Data records for software interfaces
┄┄┄┄┄┄┄┄┄┄

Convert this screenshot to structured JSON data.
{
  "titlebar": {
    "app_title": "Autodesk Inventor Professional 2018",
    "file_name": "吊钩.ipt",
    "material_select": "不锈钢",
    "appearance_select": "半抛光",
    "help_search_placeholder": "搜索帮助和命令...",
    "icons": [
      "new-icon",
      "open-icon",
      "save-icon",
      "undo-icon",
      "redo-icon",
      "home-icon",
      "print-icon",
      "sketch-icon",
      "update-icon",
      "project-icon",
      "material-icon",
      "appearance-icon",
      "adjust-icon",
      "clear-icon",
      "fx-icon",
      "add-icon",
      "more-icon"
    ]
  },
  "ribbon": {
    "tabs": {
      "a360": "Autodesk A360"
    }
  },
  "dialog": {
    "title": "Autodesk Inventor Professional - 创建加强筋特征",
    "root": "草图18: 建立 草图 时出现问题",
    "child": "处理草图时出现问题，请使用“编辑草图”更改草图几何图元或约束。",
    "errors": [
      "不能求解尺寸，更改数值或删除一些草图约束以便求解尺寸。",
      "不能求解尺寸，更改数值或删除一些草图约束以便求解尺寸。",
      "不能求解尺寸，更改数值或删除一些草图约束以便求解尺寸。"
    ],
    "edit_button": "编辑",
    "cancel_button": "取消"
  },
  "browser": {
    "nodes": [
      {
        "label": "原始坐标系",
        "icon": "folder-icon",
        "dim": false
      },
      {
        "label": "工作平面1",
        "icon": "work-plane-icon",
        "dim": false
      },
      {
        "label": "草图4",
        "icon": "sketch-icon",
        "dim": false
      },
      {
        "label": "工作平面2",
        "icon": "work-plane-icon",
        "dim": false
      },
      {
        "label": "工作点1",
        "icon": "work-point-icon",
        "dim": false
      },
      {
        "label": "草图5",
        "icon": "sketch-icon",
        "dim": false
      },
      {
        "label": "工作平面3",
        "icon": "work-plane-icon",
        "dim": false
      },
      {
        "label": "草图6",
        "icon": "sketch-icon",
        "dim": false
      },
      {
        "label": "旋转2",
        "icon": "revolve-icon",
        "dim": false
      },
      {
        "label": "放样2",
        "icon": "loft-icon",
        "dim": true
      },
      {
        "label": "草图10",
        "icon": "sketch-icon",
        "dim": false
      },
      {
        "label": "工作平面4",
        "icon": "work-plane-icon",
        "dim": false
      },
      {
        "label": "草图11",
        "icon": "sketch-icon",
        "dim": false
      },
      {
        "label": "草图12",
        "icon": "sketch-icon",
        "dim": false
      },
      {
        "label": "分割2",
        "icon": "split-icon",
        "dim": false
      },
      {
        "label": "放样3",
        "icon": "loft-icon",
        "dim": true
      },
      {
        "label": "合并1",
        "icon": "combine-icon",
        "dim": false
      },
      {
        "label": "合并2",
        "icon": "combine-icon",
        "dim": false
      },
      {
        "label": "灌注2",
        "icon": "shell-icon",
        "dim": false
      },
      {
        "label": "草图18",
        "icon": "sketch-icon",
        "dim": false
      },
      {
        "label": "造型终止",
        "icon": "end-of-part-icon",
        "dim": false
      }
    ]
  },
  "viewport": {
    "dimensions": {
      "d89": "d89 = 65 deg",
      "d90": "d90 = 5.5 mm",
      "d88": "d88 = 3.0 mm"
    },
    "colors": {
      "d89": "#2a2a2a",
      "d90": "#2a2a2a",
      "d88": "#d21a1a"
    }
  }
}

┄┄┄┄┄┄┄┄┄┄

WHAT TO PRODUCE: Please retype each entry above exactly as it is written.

COMPLETED TASK:
Convert this screenshot to structured JSON data.
{
  "titlebar": {
    "app_title": "Autodesk Inventor Professional 2018",
    "file_name": "吊钩.ipt",
    "material_select": "不锈钢",
    "appearance_select": "半抛光",
    "help_search_placeholder": "搜索帮助和命令...",
    "icons": [
      "new-icon",
      "open-icon",
      "save-icon",
      "undo-icon",
      "redo-icon",
      "home-icon",
      "print-icon",
      "sketch-icon",
      "update-icon",
      "project-icon",
      "material-icon",
      "appearance-icon",
      "adjust-icon",
      "clear-icon",
      "fx-icon",
      "add-icon",
      "more-icon"
    ]
  },
  "ribbon": {
    "tabs": {
      "a360": "Autodesk A360"
    }
  },
  "dialog": {
    "title": "Autodesk Inventor Professional - 创建加强筋特征",
    "root": "草图18: 建立 草图 时出现问题",
    "child": "处理草图时出现问题，请使用“编辑草图”更改草图几何图元或约束。",
    "errors": [
      "不能求解尺寸，更改数值或删除一些草图约束以便求解尺寸。",
      "不能求解尺寸，更改数值或删除一些草图约束以便求解尺寸。",
      "不能求解尺寸，更改数值或删除一些草图约束以便求解尺寸。"
    ],
    "edit_button": "编辑",
    "cancel_button": "取消"
  },
  "browser": {
    "nodes": [
      {
        "label": "原始坐标系",
        "icon": "folder-icon",
        "dim": false
      },
      {
        "label": "工作平面1",
        "icon": "work-plane-icon",
        "dim": false
      },
      {
        "label": "草图4",
        "icon": "sketch-icon",
        "dim": false
      },
      {
        "label": "工作平面2",
        "icon": "work-plane-icon",
        "dim": false
      },
      {
        "label": "工作点1",
        "icon": "work-point-icon",
        "dim": false
      },
      {
        "label": "草图5",
        "icon": "sketch-icon",
        "dim": false
      },
      {
        "label": "工作平面3",
        "icon": "work-plane-icon",
        "dim": false
      },
      {
        "label": "草图6",
        "icon": "sketch-icon",
        "dim": false
      },
      {
        "label": "旋转2",
        "icon": "revolve-icon",
        "dim": false
      },
      {
        "label": "放样2",
        "icon": "loft-icon",
        "dim": true
      },
      {
        "label": "草图10",
        "icon": "sketch-icon",
        "dim": false
      },
      {
        "label": "工作平面4",
        "icon": "work-plane-icon",
        "dim": false
      },
      {
        "label": "草图11",
        "icon": "sketch-icon",
        "dim": false
      },
      {
        "label": "草图12",
        "icon": "sketch-icon",
        "dim": false
      },
      {
        "label": "分割2",
        "icon": "split-icon",
        "dim": false
      },
      {
        "label": "放样3",
        "icon": "loft-icon",
        "dim": true
      },
      {
        "label": "合并1",
        "icon": "combine-icon",
        "dim": false
      },
      {
        "label": "合并2",
        "icon": "combine-icon",
        "dim": false
      },
      {
        "label": "灌注2",
        "icon": "shell-icon",
        "dim": false
      },
      {
        "label": "草图18",
        "icon": "sketch-icon",
        "dim": false
      },
      {
        "label": "造型终止",
        "icon": "end-of-part-icon",
        "dim": false
      }
    ]
  },
  "viewport": {
    "dimensions": {
      "d89": "d89 = 65 deg",
      "d90": "d90 = 5.5 mm",
      "d88": "d88 = 3.0 mm"
    },
    "colors": {
      "d89": "#2a2a2a",
      "d90": "#2a2a2a",
      "d88": "#d21a1a"
    }
  }
}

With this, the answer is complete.